By Rabbi Abraham J. Twerski.
Today we are in the Elul month, a period of time which is particularly propitious for teshuvah, for it precedes Rosh Hashanah, the Day of Judgment.
The Sages say that the Hebrew letters of the word Elul, form an acrostic for the verse in Song of Songs: I am devoted to my Lover and He is devoted to me (6:3). Song of Songs utilizes the relationship between a bridegroom and his betrothed to depict the relationship between God and Israel. Any separation between the two causes an intense longing for one another, an actual “lovesickness” (ibid. 2:5).
The love between God and Israel is unconditional. Even when Israel behaves in a manner that results in estrangement, that love is not diminished. Israel does not have to restore God’s love, because it is eternal, and His longing for Israel to return to Him is so intense that at the first sign that Israel is ready to abandon its errant ways that led to the estrangement, God will promptly embrace it.
Song of Songs depicts the suffering of Israel sustained at the hands of its enemies, and we can conclude that the Divine distress at this suffering of His beloved Israel is great. Teshuvah is a long process, but all that is needed for the restoration of the ultimate relationship is a beginning: a sincere regret for having deviated from His will, and a resolve to return.

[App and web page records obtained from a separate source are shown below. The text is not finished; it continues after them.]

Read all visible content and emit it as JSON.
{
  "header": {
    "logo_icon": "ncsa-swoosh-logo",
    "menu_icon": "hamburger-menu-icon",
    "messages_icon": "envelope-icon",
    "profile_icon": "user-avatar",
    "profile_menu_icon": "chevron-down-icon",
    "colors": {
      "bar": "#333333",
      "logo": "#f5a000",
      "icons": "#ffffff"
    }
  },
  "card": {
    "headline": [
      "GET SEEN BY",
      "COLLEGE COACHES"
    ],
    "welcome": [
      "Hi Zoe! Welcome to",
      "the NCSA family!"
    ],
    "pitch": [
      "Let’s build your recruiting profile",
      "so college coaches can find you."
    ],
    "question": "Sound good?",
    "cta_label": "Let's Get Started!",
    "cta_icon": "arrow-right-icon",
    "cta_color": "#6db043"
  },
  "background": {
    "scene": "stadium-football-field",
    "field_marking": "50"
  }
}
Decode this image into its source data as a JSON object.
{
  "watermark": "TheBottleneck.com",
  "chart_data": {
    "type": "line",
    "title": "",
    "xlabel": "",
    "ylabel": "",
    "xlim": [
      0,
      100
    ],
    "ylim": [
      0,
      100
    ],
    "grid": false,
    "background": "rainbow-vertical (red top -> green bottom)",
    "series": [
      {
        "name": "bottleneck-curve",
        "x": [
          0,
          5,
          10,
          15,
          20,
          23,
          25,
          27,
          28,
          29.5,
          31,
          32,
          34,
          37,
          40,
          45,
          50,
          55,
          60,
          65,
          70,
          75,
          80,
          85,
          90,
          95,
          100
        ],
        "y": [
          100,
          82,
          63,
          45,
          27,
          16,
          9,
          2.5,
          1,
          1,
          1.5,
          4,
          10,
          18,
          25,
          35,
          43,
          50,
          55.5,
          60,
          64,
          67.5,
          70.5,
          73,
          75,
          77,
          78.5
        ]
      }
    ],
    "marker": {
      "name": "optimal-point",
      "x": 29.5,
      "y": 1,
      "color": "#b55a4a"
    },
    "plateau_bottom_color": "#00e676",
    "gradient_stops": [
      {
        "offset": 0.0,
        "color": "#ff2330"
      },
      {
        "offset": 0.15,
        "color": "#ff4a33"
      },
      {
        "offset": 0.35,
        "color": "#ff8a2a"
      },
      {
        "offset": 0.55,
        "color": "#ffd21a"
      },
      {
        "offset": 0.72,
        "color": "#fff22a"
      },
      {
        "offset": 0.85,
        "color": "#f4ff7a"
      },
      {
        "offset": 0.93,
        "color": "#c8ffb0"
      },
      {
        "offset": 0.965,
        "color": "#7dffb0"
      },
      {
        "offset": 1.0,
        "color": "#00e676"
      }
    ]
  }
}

Today I shall…
seek to restore my personal relationship with God by dedicating myself to teshuvah.